In rheumatoid arthritis, T cells and B cells participate in the immune responses evolving in the synovial lesions. Interaction between T cells and B cells is probably antigen specific because complex microstructures typical of secondary lymphoid organs are generated. Differences between patients in forming follicles with germinal centers, T-cell–B-cell aggregates without germinal center reactions, or loosely organized T-cell–B-cell infiltrates might reflect the presence of different antigens or a heterogeneity in host response patterns to immune injury. Tertiary lymphoid microstructures in the rheumatoid lesions can enhance the sensitivity of antigen recognition, optimize the collaboration of immunoregulatory and effector cells, and support the interaction between the tissue site and the aberrant immune response. The molecular basis of lymphoid organogenesis studied in gene-targeted mice will provide clues to why the synovium is a preferred site for tertiary lymphoid tissue. B cells have a critical role in lymphoid organogenesis. Their contribution to synovial inflammation extends beyond antibody secretion and includes the activation and regulation of effector T cells.

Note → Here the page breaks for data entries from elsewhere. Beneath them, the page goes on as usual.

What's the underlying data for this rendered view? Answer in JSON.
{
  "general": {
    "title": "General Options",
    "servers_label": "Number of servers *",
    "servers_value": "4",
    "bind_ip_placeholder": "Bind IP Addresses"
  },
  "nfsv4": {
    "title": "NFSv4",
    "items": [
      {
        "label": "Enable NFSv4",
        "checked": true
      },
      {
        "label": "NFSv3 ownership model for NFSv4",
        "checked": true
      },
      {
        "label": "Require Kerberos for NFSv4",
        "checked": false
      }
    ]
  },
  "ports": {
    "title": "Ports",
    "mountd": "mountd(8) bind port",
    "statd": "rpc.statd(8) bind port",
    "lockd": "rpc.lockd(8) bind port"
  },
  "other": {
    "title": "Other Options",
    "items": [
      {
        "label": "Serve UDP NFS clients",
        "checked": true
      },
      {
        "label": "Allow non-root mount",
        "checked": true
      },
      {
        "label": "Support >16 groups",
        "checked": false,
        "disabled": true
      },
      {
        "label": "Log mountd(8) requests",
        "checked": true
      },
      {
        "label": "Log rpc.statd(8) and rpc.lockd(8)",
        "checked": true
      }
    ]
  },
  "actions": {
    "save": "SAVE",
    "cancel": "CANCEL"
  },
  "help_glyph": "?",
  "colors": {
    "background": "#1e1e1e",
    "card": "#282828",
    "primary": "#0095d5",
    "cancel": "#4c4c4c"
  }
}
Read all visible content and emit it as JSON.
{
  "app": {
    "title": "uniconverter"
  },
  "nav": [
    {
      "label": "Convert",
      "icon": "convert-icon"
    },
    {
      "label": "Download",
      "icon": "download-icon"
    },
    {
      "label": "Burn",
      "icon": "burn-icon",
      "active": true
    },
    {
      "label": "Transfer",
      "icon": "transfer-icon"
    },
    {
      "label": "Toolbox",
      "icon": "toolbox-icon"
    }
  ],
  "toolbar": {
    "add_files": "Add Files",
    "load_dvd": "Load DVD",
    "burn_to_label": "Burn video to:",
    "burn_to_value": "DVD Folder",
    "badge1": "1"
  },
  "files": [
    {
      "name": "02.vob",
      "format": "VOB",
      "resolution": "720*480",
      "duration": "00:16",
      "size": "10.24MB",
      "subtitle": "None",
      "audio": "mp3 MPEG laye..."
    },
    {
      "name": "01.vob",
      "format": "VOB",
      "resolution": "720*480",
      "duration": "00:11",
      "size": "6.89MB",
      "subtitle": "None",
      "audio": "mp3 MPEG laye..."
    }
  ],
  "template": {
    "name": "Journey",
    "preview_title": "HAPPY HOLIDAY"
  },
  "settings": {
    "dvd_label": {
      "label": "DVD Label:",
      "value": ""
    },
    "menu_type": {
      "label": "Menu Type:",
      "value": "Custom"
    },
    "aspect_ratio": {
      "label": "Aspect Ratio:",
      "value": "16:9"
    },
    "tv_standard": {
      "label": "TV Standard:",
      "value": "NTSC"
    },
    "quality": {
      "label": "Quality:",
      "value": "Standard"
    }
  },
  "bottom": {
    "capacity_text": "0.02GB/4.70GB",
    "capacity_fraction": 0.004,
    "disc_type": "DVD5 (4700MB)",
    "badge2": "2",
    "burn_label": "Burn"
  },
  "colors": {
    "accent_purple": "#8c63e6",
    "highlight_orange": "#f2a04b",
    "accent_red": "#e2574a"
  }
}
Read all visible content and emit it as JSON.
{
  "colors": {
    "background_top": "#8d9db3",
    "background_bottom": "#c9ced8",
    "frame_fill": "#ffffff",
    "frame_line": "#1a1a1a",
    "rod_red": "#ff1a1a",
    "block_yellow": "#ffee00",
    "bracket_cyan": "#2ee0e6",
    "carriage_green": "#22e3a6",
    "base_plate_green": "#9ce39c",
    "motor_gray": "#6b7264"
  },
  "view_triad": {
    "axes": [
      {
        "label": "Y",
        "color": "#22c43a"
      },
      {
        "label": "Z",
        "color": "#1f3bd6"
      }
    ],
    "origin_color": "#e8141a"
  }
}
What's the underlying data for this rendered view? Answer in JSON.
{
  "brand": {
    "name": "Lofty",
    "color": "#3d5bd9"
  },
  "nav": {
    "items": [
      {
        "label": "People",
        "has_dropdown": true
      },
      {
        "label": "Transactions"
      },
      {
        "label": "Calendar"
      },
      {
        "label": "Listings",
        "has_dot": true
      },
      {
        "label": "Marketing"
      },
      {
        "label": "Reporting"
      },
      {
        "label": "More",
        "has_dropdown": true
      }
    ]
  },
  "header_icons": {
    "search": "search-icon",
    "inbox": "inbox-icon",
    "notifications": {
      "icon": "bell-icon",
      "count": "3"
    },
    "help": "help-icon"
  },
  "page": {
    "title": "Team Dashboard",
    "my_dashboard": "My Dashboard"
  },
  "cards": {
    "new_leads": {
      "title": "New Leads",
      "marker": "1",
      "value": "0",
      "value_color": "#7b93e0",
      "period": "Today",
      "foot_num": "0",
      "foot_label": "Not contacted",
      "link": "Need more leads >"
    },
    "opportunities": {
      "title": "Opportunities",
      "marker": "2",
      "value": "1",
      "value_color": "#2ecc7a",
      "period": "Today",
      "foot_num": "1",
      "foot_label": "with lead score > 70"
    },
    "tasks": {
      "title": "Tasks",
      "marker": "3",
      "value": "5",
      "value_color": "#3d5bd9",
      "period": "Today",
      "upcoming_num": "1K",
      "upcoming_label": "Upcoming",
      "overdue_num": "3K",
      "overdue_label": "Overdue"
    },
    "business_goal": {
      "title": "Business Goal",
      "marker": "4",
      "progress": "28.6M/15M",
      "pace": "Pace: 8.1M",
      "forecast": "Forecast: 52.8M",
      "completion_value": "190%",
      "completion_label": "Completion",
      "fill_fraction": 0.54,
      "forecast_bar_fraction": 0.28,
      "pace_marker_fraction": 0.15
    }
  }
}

Keywords: antigen-presenting cells, autoimmunity, germinal center, lymphoid organogenesis, pathogenesis, tertiary lymphoid tissue